Determine the use for the grapes you are choosing to grow. Different varieties are grown for different uses. A multipurpose grape, like Steuben, produces a good table grape that can be used for wine making. Select a grape based on use that produces well in your growing area.
Plant in a site which receives full sunlight for at least 8 hours per day. The soil must provide good drainage and be free from weeds. Add a 10-10-10 fertilizer throughout the entire growing area and till to a depth of at least 12 inches. Dig a large enough hole so you can easily spread out the roots when planting the grapevines.
Plant the grapevines in early spring so they establish a healthy root system before the growing season ends. Plant root stock 6 to 8 feet apart in rows running north and south, according to Oregon State University, to ensure that the grapevines receive the full benefits of the sun. Drive a support stake into the ground near the trunk of each grapevine. This stake is the start of the support trellis for the vines.
Prune the newly planted grapevines back to a single cane which contains two buds. The two buds will grow into canes. Water the grapevines daily until they become established in the vineyard. Allow the grapevines to grow vigorously throughout the growing season.
Top off the grapevine trunk with mulch the first season to get ready for winter, and remove any suckers growing from the main trunk. Prune the grapevines in the fall, each consecutive year, to create either a 2- or 4-cane growing system.
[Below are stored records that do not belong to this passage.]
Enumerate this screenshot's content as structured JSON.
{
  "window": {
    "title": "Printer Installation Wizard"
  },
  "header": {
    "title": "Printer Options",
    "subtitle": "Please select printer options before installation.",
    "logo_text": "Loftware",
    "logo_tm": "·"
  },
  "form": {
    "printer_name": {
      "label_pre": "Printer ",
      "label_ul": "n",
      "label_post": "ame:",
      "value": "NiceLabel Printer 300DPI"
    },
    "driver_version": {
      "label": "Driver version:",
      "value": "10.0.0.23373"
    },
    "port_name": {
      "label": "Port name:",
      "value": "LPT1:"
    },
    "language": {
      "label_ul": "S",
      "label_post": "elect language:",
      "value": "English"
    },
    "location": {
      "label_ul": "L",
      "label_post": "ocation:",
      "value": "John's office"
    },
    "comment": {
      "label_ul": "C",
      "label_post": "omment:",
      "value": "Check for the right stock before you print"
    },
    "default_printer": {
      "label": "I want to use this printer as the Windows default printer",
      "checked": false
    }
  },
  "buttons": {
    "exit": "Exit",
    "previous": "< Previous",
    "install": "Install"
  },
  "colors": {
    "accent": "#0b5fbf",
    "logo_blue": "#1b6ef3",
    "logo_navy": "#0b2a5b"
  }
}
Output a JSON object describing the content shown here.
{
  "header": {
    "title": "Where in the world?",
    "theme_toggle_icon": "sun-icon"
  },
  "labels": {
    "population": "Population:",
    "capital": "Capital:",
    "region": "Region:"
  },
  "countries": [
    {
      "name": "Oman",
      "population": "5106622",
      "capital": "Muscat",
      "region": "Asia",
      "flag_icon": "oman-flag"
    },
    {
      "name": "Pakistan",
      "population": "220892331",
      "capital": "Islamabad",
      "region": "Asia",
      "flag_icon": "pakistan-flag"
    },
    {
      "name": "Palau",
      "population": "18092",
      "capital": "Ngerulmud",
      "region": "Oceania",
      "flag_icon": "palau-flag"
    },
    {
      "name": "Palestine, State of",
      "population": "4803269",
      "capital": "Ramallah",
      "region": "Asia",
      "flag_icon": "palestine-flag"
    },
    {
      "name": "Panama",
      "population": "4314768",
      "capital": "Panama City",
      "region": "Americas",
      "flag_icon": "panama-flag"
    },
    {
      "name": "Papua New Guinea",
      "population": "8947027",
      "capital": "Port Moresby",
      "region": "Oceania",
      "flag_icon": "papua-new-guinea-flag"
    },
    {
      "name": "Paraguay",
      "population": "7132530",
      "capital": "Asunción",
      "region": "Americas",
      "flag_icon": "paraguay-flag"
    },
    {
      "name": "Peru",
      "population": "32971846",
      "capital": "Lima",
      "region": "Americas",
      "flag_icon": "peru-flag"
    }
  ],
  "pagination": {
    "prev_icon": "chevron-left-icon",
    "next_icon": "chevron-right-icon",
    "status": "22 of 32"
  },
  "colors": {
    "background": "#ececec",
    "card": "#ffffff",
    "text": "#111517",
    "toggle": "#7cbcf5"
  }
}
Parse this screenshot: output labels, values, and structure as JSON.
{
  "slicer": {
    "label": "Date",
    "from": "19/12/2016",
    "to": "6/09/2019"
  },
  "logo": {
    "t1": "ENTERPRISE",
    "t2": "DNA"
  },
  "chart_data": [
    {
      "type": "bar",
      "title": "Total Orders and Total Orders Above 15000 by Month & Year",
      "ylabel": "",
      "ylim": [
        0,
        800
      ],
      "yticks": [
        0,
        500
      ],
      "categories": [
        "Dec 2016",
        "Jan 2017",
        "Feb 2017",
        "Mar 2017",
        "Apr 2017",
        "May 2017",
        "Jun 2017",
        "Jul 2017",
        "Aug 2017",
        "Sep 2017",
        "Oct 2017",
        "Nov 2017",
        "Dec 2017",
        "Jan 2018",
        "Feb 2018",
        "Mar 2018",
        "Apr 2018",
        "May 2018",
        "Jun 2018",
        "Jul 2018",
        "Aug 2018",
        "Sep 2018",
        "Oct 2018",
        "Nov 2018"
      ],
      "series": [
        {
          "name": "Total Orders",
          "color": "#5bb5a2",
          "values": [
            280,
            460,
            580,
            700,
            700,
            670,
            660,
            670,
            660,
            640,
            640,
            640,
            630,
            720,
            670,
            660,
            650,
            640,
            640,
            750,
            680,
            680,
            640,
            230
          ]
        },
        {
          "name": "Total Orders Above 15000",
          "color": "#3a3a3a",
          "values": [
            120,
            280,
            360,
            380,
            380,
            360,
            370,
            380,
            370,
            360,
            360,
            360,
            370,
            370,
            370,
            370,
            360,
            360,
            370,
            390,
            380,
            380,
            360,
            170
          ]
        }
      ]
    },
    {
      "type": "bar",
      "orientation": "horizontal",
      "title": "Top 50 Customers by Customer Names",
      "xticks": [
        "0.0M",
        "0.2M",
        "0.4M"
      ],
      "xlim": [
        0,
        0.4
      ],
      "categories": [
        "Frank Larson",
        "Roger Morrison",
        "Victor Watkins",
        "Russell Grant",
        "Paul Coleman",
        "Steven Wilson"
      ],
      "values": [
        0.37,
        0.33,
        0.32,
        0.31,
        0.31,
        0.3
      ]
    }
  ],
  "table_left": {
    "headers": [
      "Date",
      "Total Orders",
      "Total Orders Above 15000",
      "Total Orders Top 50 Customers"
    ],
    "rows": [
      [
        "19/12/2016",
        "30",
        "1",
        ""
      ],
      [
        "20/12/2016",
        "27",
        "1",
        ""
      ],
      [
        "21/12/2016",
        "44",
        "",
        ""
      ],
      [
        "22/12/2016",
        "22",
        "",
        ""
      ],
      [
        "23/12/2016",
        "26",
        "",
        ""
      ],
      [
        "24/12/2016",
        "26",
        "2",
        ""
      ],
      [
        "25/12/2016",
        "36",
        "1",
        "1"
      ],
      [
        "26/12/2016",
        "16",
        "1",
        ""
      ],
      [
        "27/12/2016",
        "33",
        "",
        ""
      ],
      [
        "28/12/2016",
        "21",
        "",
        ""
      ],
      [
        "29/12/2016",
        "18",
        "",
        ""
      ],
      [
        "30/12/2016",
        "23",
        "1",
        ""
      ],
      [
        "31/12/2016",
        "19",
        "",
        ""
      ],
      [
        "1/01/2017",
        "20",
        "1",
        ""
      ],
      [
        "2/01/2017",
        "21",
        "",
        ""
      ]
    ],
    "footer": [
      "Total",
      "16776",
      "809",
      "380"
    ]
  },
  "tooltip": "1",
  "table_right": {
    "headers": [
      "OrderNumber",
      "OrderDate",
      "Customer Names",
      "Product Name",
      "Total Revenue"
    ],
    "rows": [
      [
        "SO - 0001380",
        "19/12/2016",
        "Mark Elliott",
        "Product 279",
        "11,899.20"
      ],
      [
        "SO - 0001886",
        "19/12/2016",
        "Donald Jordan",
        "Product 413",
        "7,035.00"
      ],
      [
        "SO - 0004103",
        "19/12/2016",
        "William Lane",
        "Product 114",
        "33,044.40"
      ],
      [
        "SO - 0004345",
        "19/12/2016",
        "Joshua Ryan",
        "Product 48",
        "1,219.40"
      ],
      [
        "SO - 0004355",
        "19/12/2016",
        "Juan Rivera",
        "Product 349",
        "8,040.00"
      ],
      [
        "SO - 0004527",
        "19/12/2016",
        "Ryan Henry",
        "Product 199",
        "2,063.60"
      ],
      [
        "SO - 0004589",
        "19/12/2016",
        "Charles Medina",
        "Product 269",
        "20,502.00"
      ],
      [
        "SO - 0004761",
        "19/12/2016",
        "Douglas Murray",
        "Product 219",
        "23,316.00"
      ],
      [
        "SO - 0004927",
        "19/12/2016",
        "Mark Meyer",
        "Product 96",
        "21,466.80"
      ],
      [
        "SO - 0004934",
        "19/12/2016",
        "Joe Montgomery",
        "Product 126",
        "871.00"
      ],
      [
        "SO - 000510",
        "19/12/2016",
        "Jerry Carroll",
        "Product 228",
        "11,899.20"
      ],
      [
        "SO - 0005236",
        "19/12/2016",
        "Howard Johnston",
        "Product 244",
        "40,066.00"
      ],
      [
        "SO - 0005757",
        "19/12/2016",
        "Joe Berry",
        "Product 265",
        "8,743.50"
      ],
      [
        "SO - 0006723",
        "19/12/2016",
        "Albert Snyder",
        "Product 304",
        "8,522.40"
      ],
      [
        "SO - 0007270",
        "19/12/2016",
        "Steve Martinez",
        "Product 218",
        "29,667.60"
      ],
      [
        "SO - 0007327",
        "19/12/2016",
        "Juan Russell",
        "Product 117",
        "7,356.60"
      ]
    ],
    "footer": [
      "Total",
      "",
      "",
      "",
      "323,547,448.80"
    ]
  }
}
Prune each cane back to two shoots and secure them to the trellis. Grapes are produced during the following year's growth.